By Tom Collins
A new bill to allow for the State to come up with a national strategy for recycling organic waste and turning it into biogas has been drafted by Cork South West Deputy Christopher O’Sullivan.
The draft bill – the Anaerobic Digestion (National Strategy) Bill 2022 – will provide a mechanism for the Minister for the Environment, Climate and Communications, to create a national anaerobic digestion strategy.
Anaerobic digestion (AD) is a process of recycling organic waste matter into a biogas, which can then be used for energy production and as an organic fertiliser, thus reducing emissions and generating low carbon renewable energy.
“By positively contributing to the decarbonisation of Irish agriculture and the generation of renewable energy by the use of anaerobic digestion, Irish farmers will be enabled to play a key role in slowing down the pace of climate change,” said Deputy O’Sullivan, who is also vice chair of the climate action committee.
“It’s not just agriculture that will benefit from and contribute to these facilities.

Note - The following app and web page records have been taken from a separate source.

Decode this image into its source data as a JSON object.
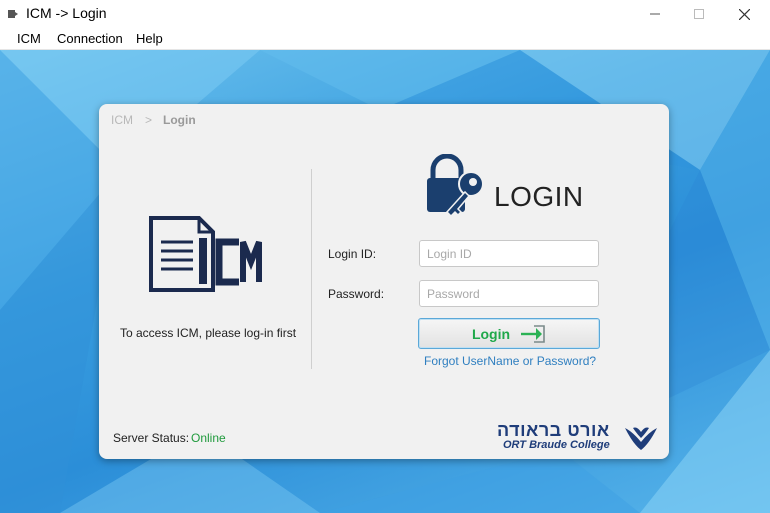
{
  "window": {
    "title": "ICM -> Login",
    "icons": {
      "app": "app-icon",
      "minimize": "minimize-icon",
      "maximize": "maximize-icon",
      "close": "close-icon"
    }
  },
  "menubar": {
    "items": [
      "ICM",
      "Connection",
      "Help"
    ]
  },
  "breadcrumb": {
    "root": "ICM",
    "separator": ">",
    "current": "Login"
  },
  "left_panel": {
    "logo_icon": "icm-document-logo",
    "access_text": "To access ICM, please log-in first"
  },
  "login": {
    "heading": "LOGIN",
    "heading_icon": "lock-key-icon",
    "id_label": "Login ID:",
    "id_placeholder": "Login ID",
    "id_value": "",
    "password_label": "Password:",
    "password_placeholder": "Password",
    "password_value": "",
    "button_label": "Login",
    "button_icon": "login-arrow-icon",
    "forgot_link": "Forgot UserName or Password?"
  },
  "status": {
    "label": "Server Status:",
    "value": "Online",
    "value_color": "#1f9a3c"
  },
  "footer_logo": {
    "hebrew": "אורט בראודה",
    "english": "ORT Braude College",
    "mark_icon": "ort-mark-icon"
  },
  "colors": {
    "accent": "#2f7fc0",
    "brand_navy": "#1f3d7a",
    "button_label": "#1fa84a",
    "background": "#2b8ed8"
  }
}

Distilleries are growing in number throughout the country, and they’ve had challenges with disposing of the grain used in the distilling process. Used grain can be fed into anaerobic digesters, therefore extending the life and use of the grain and fulfilling some circular economy goals.
“An existing medium scale anaerobic digester in Timoleague in West Cork, produces enough electricity to power 1,000 homes,” Deputy O’Sullivan said.
“It’s estimated that over a 10-year period it will have stopped an estimated one million tonnes of carbon from escaping into the atmosphere.
“Ireland currently doesn’t have a strategy or policy for anaerobic digestion, and the obstacles to establishing and running AD’s have prevented the expansion of this renewable, low carbon technology.
“A national strategy will encourage an expansion of this technology across Ireland, and in doing so provide a secure source of renewable energy.”
It’s estimated Germany has 10,000 ADs. In the Republic of Ireland there are 13.
The strategy could also include micro scale anaerobic digesters which could allow the hospitality sector, and even households, use food waste to create their own energy to be used in cooking for example, and using the liquid bio-fertiliser for growing more food locally.